* [Exercise goal]:
Please return every line of the records that contains the word "amount".

* [Stored data]:
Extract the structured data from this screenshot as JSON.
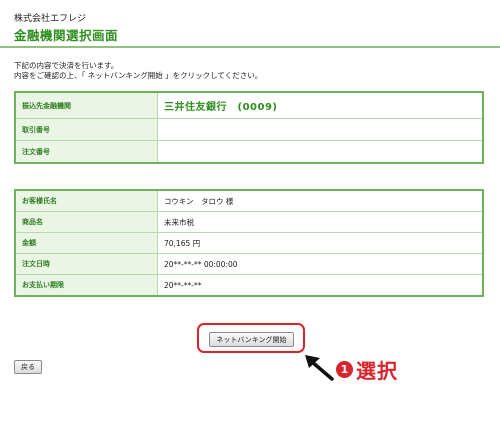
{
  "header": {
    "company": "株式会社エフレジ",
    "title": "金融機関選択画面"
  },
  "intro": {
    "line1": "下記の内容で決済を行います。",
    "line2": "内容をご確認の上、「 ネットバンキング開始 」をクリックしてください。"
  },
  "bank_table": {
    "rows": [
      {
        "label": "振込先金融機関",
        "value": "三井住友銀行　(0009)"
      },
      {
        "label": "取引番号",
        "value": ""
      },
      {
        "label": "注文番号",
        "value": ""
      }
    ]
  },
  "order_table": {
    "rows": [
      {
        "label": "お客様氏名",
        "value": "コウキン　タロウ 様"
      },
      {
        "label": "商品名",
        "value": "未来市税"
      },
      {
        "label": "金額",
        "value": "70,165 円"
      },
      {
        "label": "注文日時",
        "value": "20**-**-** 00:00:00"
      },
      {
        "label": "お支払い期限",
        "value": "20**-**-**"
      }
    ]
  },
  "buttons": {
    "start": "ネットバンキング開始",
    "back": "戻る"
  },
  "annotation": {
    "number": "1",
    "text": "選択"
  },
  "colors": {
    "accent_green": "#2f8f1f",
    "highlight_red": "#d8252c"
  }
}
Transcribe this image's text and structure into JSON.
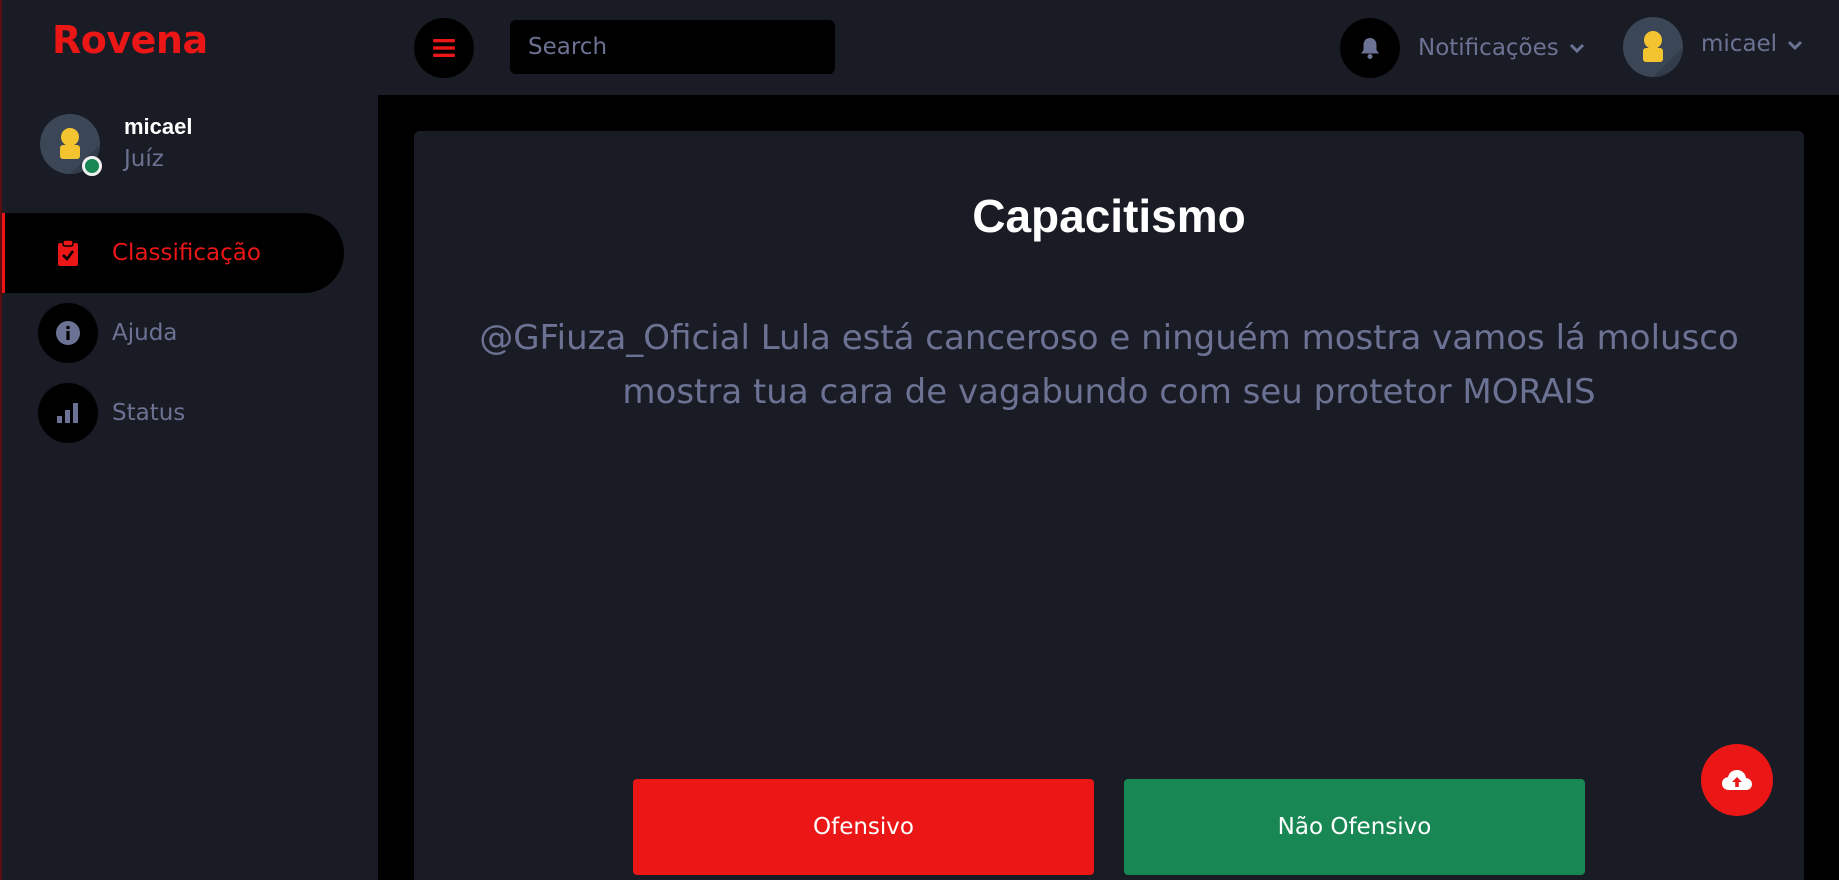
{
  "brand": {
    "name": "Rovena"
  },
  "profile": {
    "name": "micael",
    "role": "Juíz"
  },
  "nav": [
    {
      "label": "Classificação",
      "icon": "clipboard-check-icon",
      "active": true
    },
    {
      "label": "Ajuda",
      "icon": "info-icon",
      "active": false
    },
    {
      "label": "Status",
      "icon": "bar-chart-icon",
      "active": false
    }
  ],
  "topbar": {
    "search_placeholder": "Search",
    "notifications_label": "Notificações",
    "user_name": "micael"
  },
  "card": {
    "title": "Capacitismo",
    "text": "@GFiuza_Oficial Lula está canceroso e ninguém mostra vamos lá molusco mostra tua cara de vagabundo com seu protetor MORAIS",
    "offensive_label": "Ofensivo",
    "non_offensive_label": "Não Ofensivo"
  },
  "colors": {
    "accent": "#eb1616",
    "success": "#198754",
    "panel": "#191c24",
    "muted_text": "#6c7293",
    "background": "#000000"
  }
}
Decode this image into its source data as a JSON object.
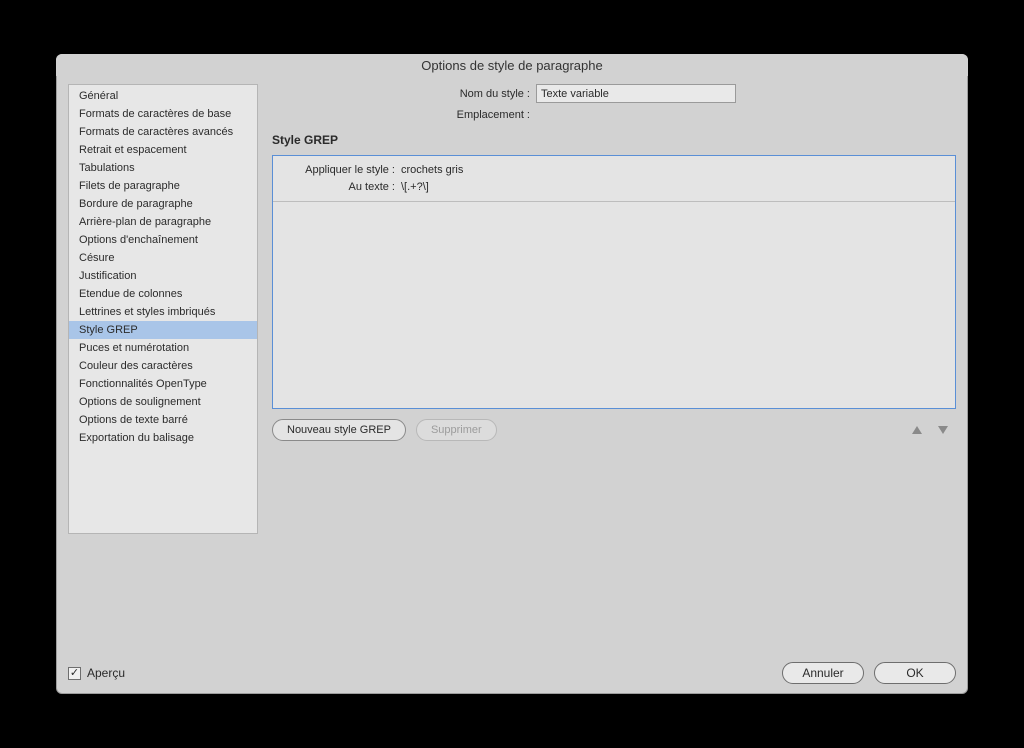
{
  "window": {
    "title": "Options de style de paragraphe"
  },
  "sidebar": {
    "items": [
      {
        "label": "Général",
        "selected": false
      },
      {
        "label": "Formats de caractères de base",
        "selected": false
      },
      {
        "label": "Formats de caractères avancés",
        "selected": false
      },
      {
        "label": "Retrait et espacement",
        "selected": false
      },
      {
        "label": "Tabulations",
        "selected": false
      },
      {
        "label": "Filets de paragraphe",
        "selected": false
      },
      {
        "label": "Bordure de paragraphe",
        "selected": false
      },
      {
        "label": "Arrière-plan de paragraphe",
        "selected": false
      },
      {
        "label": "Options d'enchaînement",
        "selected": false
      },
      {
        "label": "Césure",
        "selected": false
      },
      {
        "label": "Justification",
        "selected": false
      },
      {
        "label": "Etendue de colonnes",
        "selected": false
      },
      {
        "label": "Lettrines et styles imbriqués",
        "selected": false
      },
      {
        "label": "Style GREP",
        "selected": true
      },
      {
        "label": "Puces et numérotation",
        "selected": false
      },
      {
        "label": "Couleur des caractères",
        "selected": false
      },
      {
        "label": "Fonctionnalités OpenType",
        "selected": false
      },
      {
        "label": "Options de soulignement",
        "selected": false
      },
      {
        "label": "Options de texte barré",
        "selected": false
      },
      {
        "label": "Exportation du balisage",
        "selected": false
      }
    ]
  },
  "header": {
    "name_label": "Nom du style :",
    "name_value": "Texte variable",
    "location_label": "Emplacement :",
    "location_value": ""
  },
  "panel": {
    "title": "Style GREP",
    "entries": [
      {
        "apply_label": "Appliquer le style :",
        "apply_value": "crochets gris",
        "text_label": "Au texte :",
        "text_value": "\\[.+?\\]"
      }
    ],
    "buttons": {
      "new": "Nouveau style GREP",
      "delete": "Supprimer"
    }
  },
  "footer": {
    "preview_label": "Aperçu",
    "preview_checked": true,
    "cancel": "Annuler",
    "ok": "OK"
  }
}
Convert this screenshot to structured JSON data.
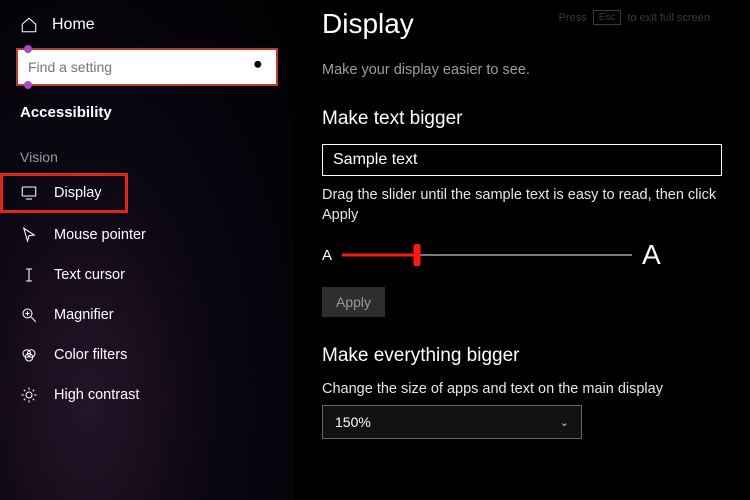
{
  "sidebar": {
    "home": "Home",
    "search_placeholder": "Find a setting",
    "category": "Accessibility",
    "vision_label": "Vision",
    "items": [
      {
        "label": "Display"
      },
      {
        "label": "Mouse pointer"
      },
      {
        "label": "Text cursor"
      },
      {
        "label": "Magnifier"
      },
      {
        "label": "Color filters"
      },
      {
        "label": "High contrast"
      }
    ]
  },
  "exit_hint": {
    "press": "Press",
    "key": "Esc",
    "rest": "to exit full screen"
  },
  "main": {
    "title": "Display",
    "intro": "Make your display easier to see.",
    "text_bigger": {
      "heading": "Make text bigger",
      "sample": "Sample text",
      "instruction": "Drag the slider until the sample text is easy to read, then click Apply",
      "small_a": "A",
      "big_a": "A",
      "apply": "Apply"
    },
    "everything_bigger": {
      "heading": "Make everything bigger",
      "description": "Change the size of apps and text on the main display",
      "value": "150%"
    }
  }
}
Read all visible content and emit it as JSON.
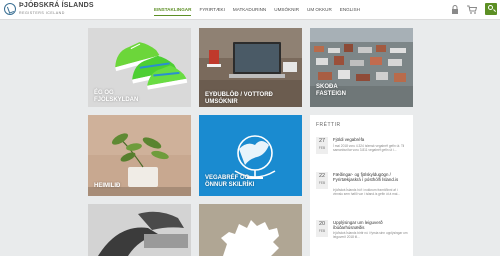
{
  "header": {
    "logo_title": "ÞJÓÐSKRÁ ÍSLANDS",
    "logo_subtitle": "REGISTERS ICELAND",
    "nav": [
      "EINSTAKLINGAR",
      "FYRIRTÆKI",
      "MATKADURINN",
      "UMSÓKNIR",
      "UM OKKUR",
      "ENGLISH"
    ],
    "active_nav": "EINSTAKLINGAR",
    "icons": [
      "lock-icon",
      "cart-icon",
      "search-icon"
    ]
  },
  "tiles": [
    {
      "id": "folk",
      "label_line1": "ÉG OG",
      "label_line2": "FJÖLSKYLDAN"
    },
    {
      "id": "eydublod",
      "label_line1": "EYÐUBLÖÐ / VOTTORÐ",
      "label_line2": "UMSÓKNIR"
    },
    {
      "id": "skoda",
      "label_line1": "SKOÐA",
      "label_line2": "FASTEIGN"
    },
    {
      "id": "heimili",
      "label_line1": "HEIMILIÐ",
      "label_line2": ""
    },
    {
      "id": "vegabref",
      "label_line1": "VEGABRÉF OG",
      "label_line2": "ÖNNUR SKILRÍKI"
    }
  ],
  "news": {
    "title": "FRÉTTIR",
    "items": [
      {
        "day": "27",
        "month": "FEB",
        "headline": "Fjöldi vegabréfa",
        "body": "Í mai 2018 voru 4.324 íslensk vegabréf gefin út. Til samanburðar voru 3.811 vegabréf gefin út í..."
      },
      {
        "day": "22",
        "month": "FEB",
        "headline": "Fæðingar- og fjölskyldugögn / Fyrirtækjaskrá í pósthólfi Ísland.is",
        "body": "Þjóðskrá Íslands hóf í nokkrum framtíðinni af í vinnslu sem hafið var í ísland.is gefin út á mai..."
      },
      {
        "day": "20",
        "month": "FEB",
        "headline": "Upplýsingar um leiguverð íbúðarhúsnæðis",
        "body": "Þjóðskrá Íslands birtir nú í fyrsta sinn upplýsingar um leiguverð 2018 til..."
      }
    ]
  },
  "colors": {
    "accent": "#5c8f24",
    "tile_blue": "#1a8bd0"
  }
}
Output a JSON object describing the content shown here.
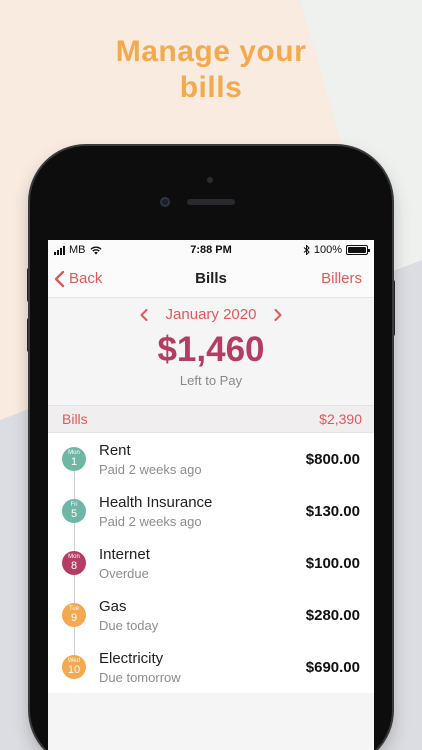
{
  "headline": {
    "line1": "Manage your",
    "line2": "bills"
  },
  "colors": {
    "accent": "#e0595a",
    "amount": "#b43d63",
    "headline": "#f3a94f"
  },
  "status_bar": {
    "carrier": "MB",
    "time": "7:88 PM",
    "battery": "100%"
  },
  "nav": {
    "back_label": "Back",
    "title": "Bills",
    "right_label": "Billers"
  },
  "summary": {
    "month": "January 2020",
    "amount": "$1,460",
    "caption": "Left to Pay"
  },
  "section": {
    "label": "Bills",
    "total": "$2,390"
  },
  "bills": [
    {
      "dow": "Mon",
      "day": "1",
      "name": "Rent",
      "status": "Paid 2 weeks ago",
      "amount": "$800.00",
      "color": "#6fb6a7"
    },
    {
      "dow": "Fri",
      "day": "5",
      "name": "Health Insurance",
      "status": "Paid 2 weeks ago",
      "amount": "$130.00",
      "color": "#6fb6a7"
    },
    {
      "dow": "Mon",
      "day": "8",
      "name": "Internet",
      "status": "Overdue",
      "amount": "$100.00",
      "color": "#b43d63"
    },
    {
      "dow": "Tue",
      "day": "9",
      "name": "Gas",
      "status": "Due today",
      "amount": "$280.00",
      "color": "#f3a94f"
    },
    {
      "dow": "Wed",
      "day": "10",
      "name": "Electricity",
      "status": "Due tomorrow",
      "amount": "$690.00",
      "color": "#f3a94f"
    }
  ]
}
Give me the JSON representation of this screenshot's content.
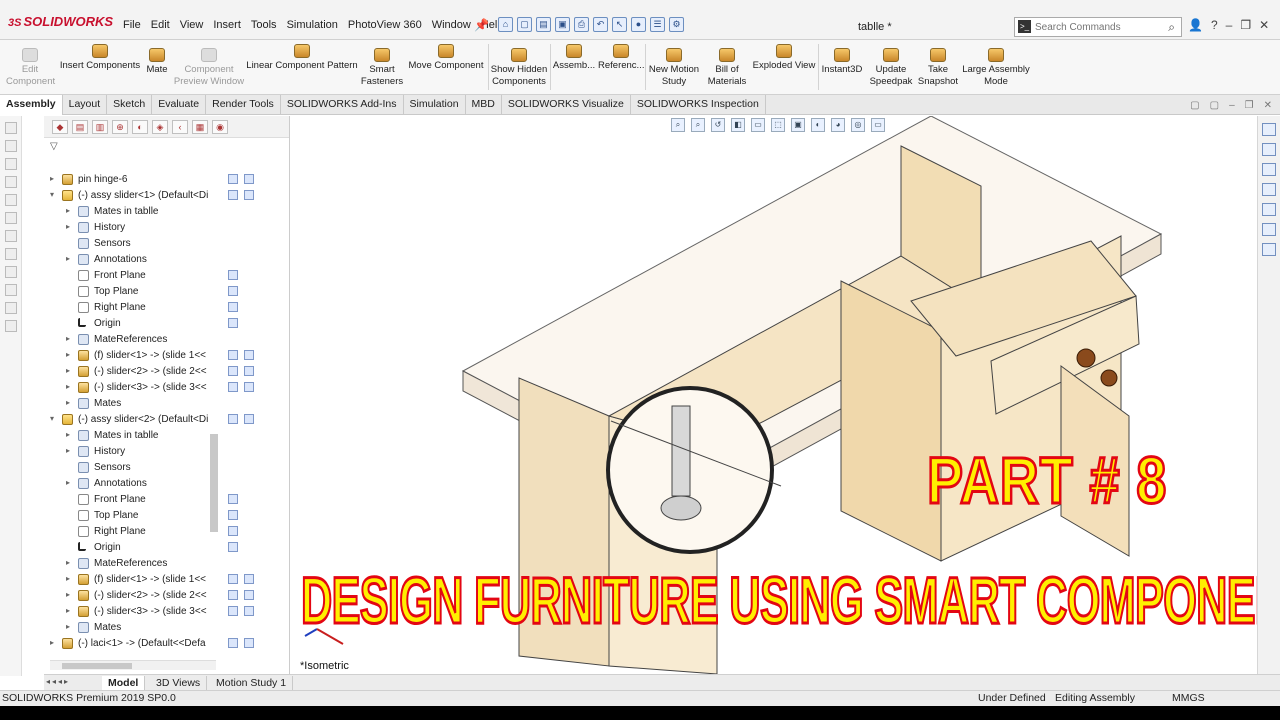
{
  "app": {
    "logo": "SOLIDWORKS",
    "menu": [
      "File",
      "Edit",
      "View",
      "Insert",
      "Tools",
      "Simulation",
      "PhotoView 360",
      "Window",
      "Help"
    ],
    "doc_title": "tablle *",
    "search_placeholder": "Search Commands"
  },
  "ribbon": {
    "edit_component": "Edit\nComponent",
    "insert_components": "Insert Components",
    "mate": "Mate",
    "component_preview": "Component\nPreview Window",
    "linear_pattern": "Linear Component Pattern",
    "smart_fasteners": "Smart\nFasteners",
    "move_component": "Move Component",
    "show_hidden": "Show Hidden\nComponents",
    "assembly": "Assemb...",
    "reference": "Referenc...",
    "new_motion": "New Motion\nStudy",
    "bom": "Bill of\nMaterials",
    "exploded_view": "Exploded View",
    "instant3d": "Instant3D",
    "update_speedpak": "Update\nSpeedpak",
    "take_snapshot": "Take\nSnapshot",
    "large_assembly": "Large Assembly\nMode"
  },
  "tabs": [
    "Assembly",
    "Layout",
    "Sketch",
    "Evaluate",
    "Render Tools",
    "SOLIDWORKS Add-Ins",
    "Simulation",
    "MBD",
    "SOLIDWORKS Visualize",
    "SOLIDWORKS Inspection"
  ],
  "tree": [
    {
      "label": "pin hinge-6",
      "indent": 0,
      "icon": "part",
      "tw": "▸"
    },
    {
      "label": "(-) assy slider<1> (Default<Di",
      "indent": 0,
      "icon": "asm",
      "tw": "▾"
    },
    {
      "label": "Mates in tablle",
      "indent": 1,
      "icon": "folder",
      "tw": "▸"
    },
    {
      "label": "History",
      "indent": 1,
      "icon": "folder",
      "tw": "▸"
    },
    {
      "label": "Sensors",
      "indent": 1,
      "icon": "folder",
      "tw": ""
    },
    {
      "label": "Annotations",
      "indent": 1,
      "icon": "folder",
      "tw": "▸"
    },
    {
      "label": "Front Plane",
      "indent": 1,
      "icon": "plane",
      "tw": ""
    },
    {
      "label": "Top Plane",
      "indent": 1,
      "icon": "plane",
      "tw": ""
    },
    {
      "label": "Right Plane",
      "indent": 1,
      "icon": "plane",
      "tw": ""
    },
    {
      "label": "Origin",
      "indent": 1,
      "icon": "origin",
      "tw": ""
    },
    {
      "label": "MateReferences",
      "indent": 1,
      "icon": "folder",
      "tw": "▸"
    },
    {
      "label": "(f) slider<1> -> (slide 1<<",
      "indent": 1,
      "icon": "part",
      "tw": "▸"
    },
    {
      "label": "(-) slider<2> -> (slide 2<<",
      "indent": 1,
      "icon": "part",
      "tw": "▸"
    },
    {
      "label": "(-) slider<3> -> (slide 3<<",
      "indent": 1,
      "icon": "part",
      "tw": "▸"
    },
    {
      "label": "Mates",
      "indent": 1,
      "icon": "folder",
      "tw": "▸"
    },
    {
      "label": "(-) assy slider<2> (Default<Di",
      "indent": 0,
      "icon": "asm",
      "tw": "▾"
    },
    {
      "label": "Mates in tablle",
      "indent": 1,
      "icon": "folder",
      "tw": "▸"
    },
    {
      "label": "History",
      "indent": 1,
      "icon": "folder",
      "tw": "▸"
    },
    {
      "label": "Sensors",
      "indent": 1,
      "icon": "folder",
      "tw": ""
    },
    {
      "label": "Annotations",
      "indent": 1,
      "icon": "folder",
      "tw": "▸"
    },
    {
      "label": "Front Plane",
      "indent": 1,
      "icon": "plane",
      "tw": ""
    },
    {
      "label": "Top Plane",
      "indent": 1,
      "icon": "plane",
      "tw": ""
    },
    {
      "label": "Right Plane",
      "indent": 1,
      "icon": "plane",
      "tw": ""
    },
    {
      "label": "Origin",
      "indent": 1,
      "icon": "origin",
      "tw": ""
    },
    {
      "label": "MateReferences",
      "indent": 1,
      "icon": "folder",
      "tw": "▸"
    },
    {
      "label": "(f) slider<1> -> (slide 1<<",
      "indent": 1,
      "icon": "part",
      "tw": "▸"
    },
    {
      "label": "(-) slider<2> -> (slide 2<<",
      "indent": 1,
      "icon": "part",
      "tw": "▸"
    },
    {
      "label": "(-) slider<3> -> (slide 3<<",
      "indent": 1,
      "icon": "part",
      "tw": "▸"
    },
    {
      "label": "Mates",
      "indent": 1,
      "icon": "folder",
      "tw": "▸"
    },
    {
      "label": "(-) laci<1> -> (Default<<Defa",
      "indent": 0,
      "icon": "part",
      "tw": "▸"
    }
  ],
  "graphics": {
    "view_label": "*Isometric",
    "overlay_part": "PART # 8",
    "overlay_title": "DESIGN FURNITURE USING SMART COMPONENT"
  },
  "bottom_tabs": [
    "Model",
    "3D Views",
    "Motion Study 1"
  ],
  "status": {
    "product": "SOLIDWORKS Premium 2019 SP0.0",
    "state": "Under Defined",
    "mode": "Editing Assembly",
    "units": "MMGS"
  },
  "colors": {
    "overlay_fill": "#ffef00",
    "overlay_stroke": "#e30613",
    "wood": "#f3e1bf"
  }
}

* [Answer space]:
    "amount": "#b43d63",
    "amount": "$1,460",
      "amount": "$800.00",
      "amount": "$130.00",
      "amount": "$100.00",
      "amount": "$280.00",
      "amount": "$690.00",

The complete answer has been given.